- **DATA SUPPLIED**
----------

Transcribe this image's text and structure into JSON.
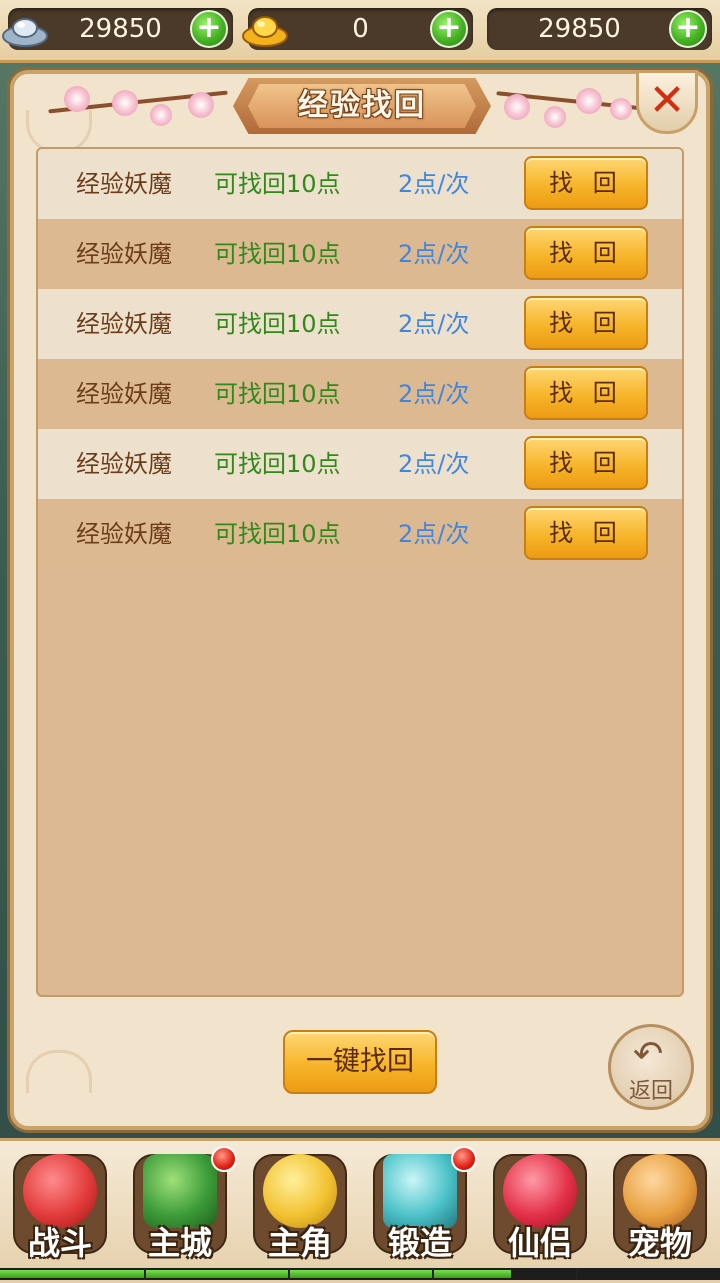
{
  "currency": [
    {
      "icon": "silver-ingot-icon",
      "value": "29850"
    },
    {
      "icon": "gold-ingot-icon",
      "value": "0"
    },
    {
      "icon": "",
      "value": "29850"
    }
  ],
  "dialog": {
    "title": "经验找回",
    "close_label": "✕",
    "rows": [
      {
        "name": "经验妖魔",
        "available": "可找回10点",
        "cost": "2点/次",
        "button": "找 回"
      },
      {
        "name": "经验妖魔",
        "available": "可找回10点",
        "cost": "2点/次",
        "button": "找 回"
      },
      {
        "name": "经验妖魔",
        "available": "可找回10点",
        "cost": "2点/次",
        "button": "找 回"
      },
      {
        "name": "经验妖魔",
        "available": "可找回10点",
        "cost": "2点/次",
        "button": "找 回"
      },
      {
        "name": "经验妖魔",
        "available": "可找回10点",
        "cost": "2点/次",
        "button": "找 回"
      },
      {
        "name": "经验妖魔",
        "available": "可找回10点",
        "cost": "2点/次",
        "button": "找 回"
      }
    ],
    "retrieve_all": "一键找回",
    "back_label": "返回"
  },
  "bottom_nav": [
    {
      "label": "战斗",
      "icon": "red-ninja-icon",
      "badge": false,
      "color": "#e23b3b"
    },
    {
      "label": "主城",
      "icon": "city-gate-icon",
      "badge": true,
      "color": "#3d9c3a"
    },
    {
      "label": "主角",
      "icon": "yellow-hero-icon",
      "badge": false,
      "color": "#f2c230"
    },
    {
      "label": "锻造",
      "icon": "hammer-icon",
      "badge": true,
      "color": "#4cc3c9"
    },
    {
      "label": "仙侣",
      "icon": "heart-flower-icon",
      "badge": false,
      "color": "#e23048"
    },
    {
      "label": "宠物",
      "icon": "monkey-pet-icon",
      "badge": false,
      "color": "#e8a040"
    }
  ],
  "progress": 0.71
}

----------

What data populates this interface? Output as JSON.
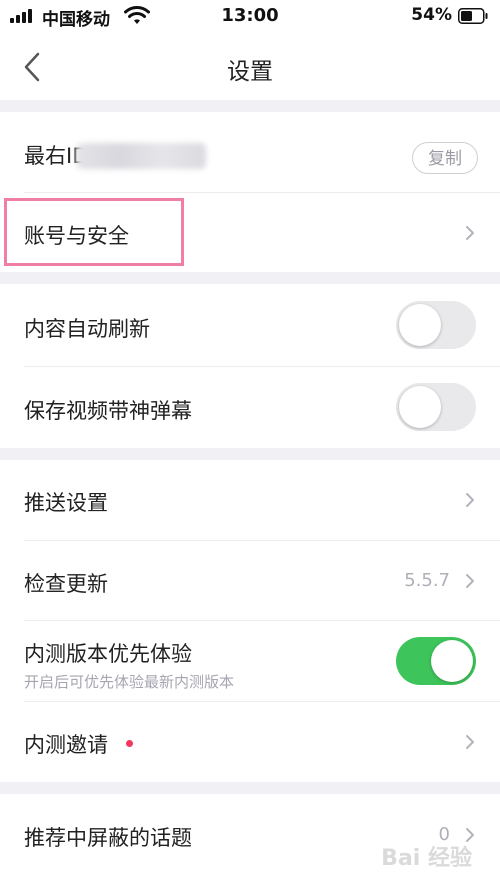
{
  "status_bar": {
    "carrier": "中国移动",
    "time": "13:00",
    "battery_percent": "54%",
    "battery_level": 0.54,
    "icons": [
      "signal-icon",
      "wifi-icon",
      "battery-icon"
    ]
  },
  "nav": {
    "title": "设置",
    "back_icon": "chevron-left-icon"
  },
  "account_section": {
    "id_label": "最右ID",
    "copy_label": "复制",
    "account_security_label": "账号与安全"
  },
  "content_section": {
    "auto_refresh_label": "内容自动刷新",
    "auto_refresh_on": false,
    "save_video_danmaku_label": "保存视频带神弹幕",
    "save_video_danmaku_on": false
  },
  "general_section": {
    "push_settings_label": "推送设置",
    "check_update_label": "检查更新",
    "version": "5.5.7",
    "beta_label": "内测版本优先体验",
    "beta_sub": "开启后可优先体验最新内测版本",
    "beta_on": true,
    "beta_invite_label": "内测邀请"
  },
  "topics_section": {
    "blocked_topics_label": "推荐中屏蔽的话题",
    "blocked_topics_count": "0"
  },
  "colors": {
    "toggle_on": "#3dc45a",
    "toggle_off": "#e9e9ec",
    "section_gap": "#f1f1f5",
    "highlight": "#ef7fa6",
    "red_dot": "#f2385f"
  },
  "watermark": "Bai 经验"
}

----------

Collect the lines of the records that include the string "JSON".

Transcribe this image's text and structure into JSON.
What data populates this interface? Output as JSON.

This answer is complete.